[Start of section]

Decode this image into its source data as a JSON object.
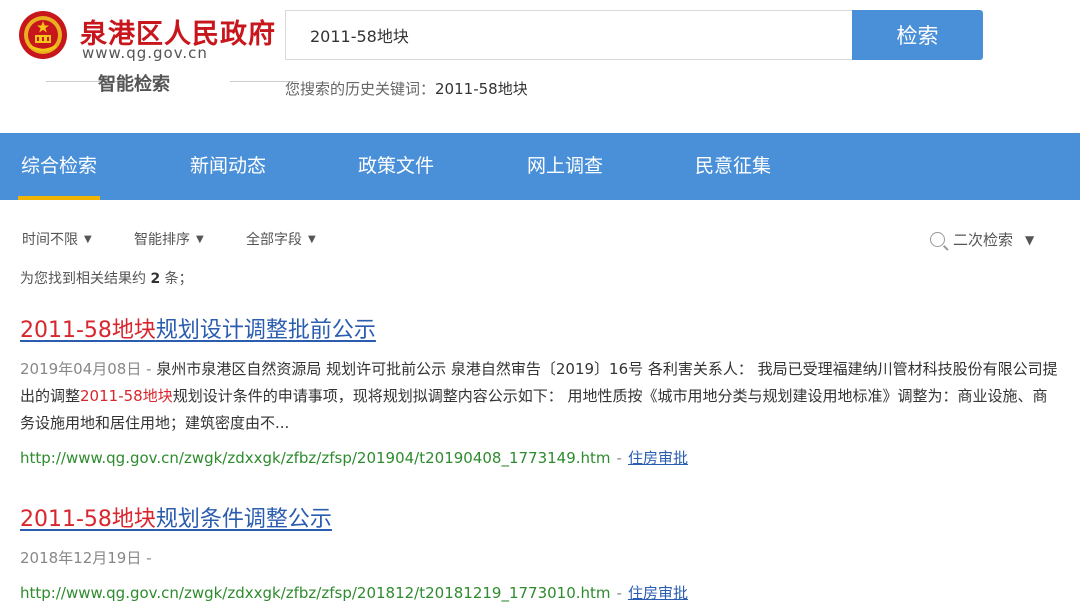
{
  "header": {
    "site_name": "泉港区人民政府",
    "site_url": "www.qg.gov.cn",
    "search_label": "智能检索",
    "search_value": "2011-58地块",
    "search_button": "检索",
    "history_prefix": "您搜索的历史关键词：",
    "history_keyword": "2011-58地块",
    "emblem_icon": "national-emblem-icon",
    "brand_color": "#c8161d"
  },
  "nav": {
    "accent_color": "#4a90d9",
    "tabs": [
      {
        "label": "综合检索",
        "active": true
      },
      {
        "label": "新闻动态",
        "active": false
      },
      {
        "label": "政策文件",
        "active": false
      },
      {
        "label": "网上调查",
        "active": false
      },
      {
        "label": "民意征集",
        "active": false
      }
    ]
  },
  "filters": {
    "time": "时间不限",
    "sort": "智能排序",
    "field": "全部字段",
    "secondary_search": "二次检索"
  },
  "results_summary": {
    "prefix": "为您找到相关结果约",
    "count": "2",
    "suffix": "条；"
  },
  "results": [
    {
      "title_highlight": "2011-58地块",
      "title_rest": "规划设计调整批前公示",
      "date": "2019年04月08日 -",
      "snippet_before": "泉州市泉港区自然资源局 规划许可批前公示 泉港自然审告〔2019〕16号 各利害关系人： 我局已受理福建纳川管材科技股份有限公司提出的调整",
      "snippet_highlight": "2011-58地块",
      "snippet_after": "规划设计条件的申请事项，现将规划拟调整内容公示如下： 用地性质按《城市用地分类与规划建设用地标准》调整为：商业设施、商务设施用地和居住用地；建筑密度由不...",
      "url": "http://www.qg.gov.cn/zwgk/zdxxgk/zfbz/zfsp/201904/t20190408_1773149.htm",
      "separator": "-",
      "category": "住房审批"
    },
    {
      "title_highlight": "2011-58地块",
      "title_rest": "规划条件调整公示",
      "date": "2018年12月19日 -",
      "url": "http://www.qg.gov.cn/zwgk/zdxxgk/zfbz/zfsp/201812/t20181219_1773010.htm",
      "separator": "-",
      "category": "住房审批"
    }
  ]
}
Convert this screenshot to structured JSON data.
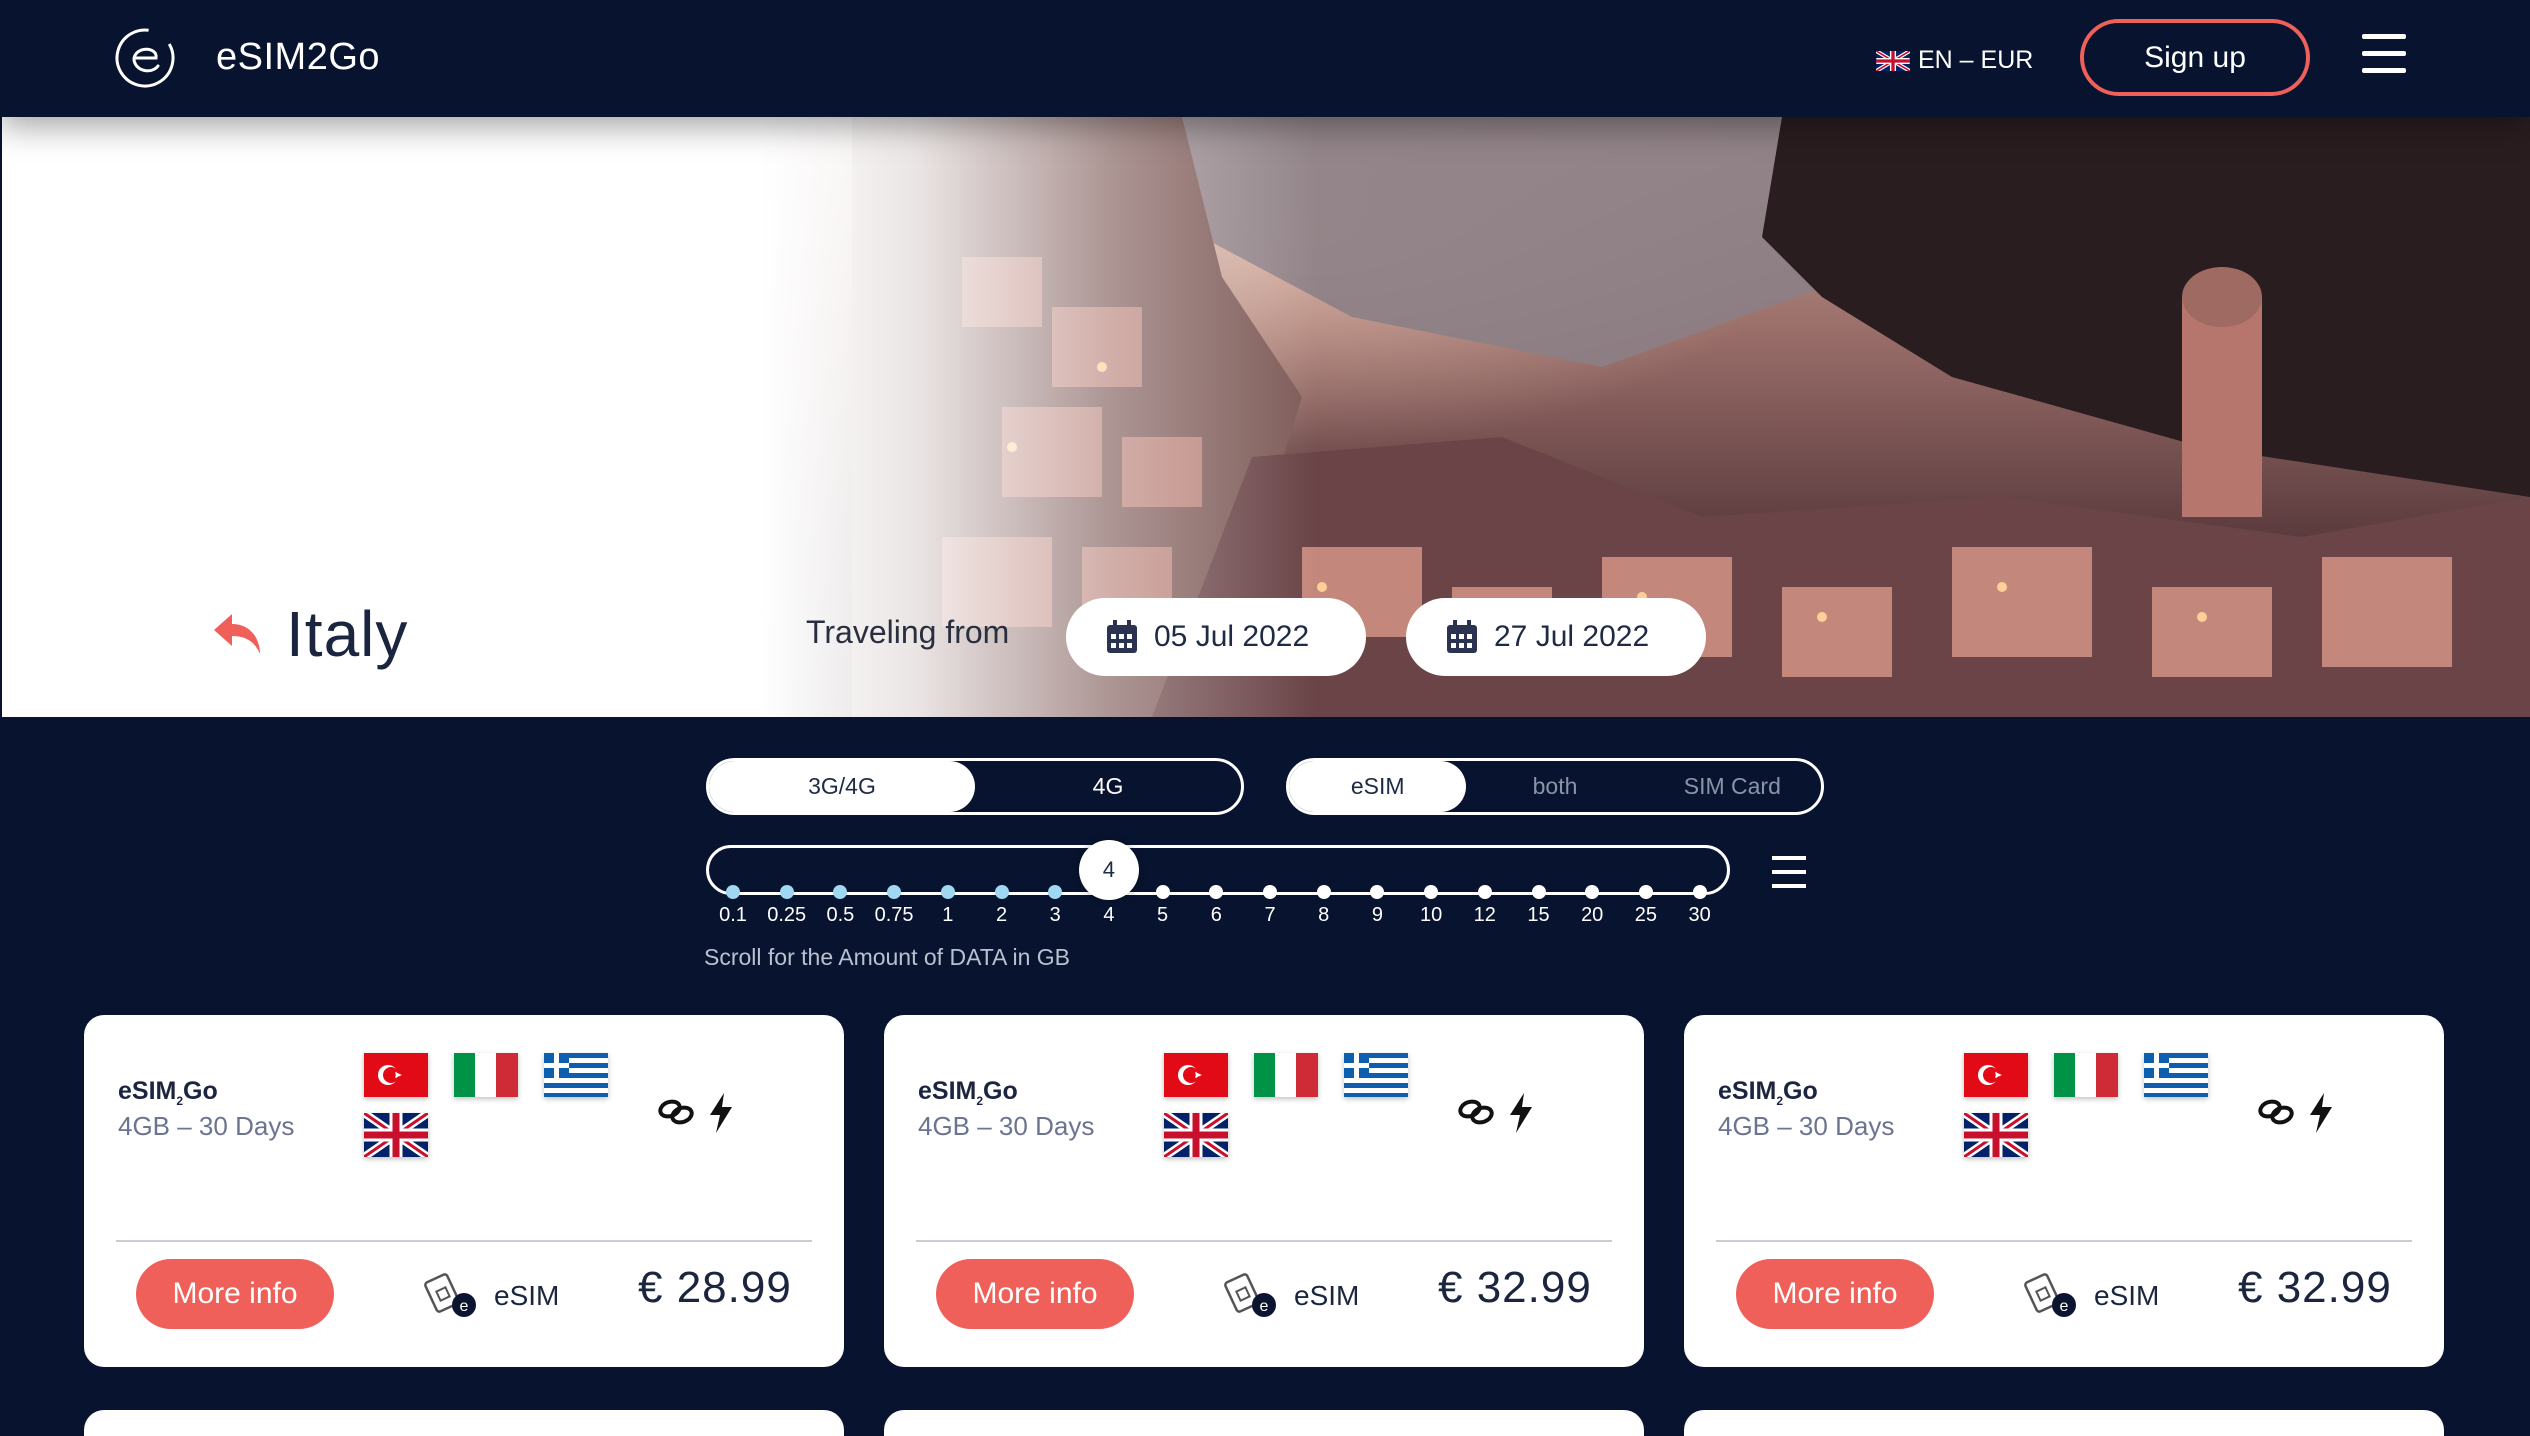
{
  "header": {
    "brand": "eSIM2Go",
    "lang": "EN – EUR",
    "signup": "Sign up"
  },
  "hero": {
    "country": "Italy",
    "traveling_label": "Traveling from",
    "date_from": "05 Jul 2022",
    "date_to": "27 Jul 2022"
  },
  "filters": {
    "network": {
      "options": [
        "3G/4G",
        "4G"
      ],
      "selected": "3G/4G"
    },
    "sim_type": {
      "options": [
        "eSIM",
        "both",
        "SIM Card"
      ],
      "selected": "eSIM"
    },
    "data_amounts": [
      "0.1",
      "0.25",
      "0.5",
      "0.75",
      "1",
      "2",
      "3",
      "4",
      "5",
      "6",
      "7",
      "8",
      "9",
      "10",
      "12",
      "15",
      "20",
      "25",
      "30"
    ],
    "selected_amount": "4",
    "scroll_hint": "Scroll for the Amount of DATA in GB"
  },
  "cards": [
    {
      "provider_a": "eSIM",
      "provider_sub": "2",
      "provider_b": "Go",
      "plan": "4GB – 30 Days",
      "more": "More info",
      "sim": "eSIM",
      "price": "€ 28.99"
    },
    {
      "provider_a": "eSIM",
      "provider_sub": "2",
      "provider_b": "Go",
      "plan": "4GB – 30 Days",
      "more": "More info",
      "sim": "eSIM",
      "price": "€ 32.99"
    },
    {
      "provider_a": "eSIM",
      "provider_sub": "2",
      "provider_b": "Go",
      "plan": "4GB – 30 Days",
      "more": "More info",
      "sim": "eSIM",
      "price": "€ 32.99"
    }
  ],
  "colors": {
    "navy": "#08142f",
    "accent": "#f0605a",
    "white": "#ffffff"
  },
  "icons": [
    "logo-icon",
    "uk-flag-icon",
    "menu-icon",
    "back-arrow-icon",
    "calendar-icon",
    "list-icon",
    "turkey-flag-icon",
    "italy-flag-icon",
    "greece-flag-icon",
    "uk-flag-icon",
    "link-icon",
    "bolt-icon",
    "sim-card-icon"
  ]
}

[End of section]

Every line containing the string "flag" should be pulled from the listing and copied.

_Answer to the problem_.
    "uk-flag-icon",
    "turkey-flag-icon",
    "italy-flag-icon",
    "greece-flag-icon",
    "uk-flag-icon",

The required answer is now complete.